Giulliana's older brother was diagnosed with autism at an early age, a diagnosis that was not commonly made and understood in the community where she and her brother grew up. His mother dedicated her life to raise Giulliana's brother with respect and integrated him into the community. As a result, Giulliana always embraced diversity as part of her life under the care of women in the family who taught her that she could do and be whatever she wanted. Her formal education took place at a school founded by a group of teachers led by Paulo Freire, who advocated for education to be used to develop "critical and humanized" thinkers. This educational environment was instrumental in forming Giulliana's first experiences, including being elected as the student representative leader.
It was in these spaces that she rooted her values and started to promote social initiatives. Giulliana understood that it would not be possible to build social justice without diverse voices and local action. She chose journalism to "make unknown stories known", opening spaces for society to visualize all groups of people with their challenges and their potentialities and promoting healthy interaction. At Diário de Pernambuco, she had her first practical training with the only editor-in-chief of sports in the Northeast that stimulated her professional growth. She worked as a communication consultant in organizations focused on private social investment, such as Instituto Claro Institute and Telefonica Foundation. It was with Priscilla Gonsales (an Ashoka Fellow) that Giulliana learned more about the power of an entrepreneur using technology to promote education. Through Educadigital, Priscilla was transforming education by revitalizing existing pedagogical resources to promote reflection and not only consumption of content. Giulliana became more interested in the third sector and contributed to the initiative of creating content at the intersection of education and technology.

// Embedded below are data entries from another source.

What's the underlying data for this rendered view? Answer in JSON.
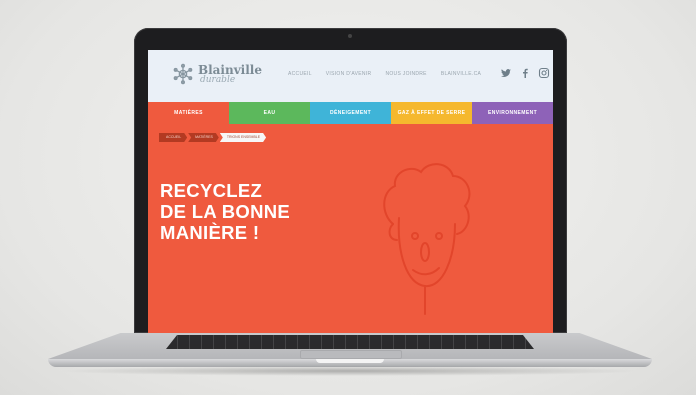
{
  "header": {
    "logo_title": "Blainville",
    "logo_subtitle": "durable",
    "nav": [
      "ACCUEIL",
      "VISION D'AVENIR",
      "NOUS JOINDRE",
      "BLAINVILLE.CA"
    ],
    "social_icons": [
      "twitter-icon",
      "facebook-icon",
      "instagram-icon"
    ]
  },
  "categories": [
    {
      "label": "MATIÈRES",
      "color": "#ef5a3e"
    },
    {
      "label": "EAU",
      "color": "#5cb85c"
    },
    {
      "label": "DÉNEIGEMENT",
      "color": "#3fb4d8"
    },
    {
      "label": "GAZ À EFFET DE SERRE",
      "color": "#f5b82e"
    },
    {
      "label": "ENVIRONNEMENT",
      "color": "#8e62b8"
    }
  ],
  "breadcrumb": [
    "ACCUEIL",
    "MATIÈRES",
    "TRIONS ENSEMBLE"
  ],
  "hero": {
    "line1": "RECYCLEZ",
    "line2": "DE LA BONNE",
    "line3": "MANIÈRE !",
    "background": "#ef5a3e"
  }
}
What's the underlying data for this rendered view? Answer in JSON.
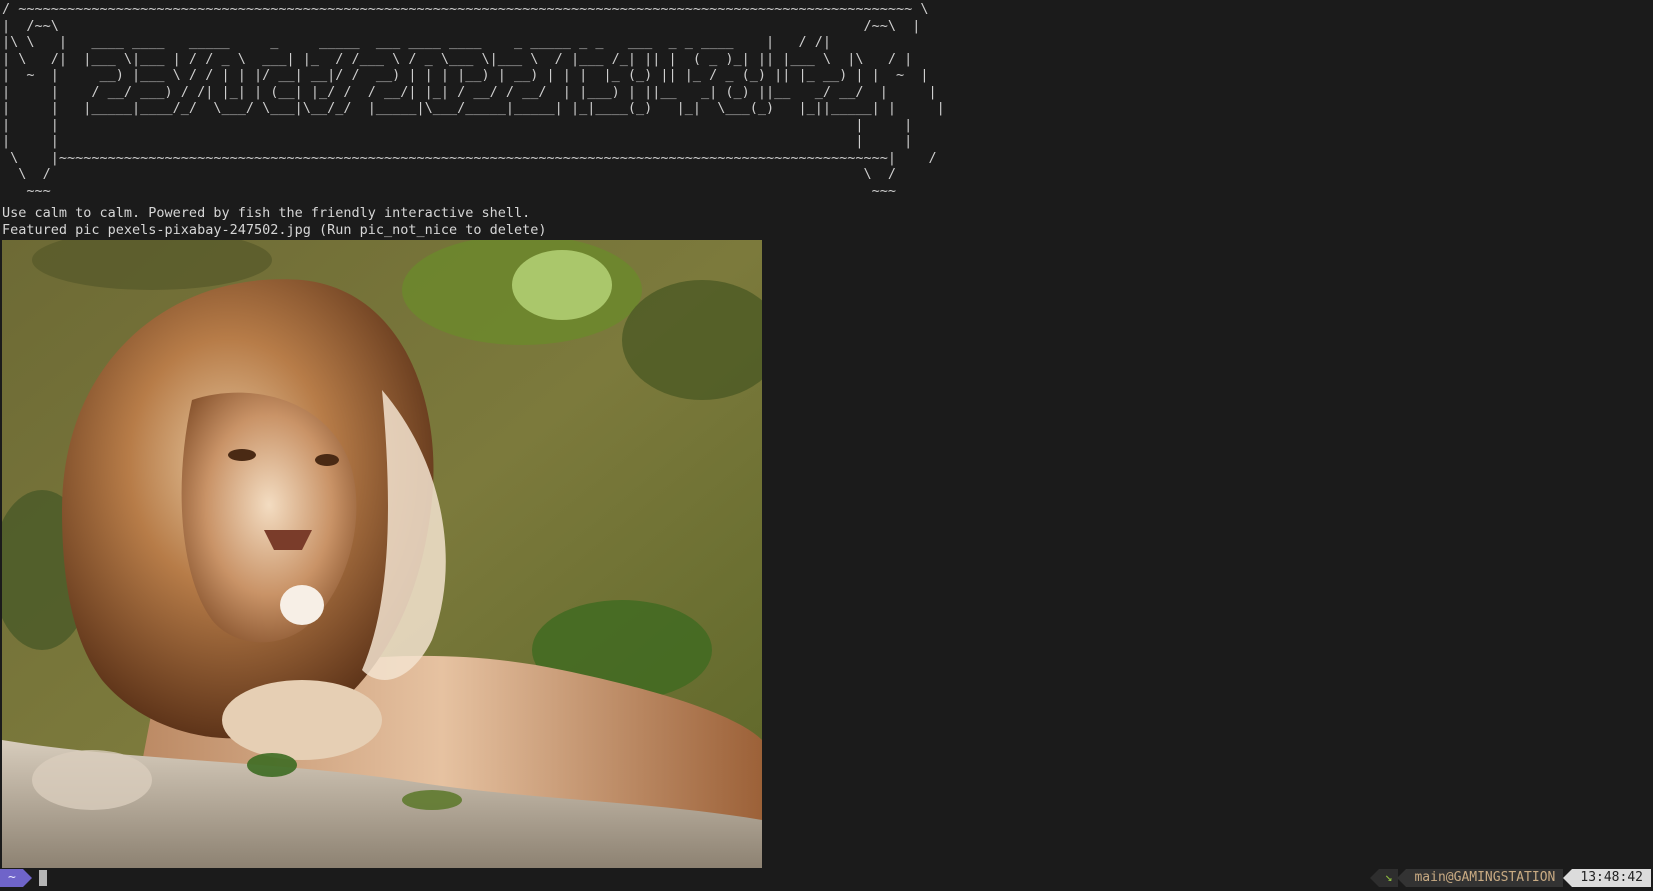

In 2014, she wanted to explore the potential of using data and technology to promote civic engagement and began researching international experiences related to public account transparencies and collaborative processes. Giulliana saw that the potential was real and on a trip to London had the opportunity to take a quick course in The Guardian on data visualization. Inspired to develop the idea that would become Gender and Number, Giulliana returned to Brazil. Always able to congregate partners, she co-founded Gn in 2016. Since then, she has dedicated to strengthening the institution with organizational management that prioritizes human capital and is guided by diversity and the understanding that journalism needs to be plural in all its stages.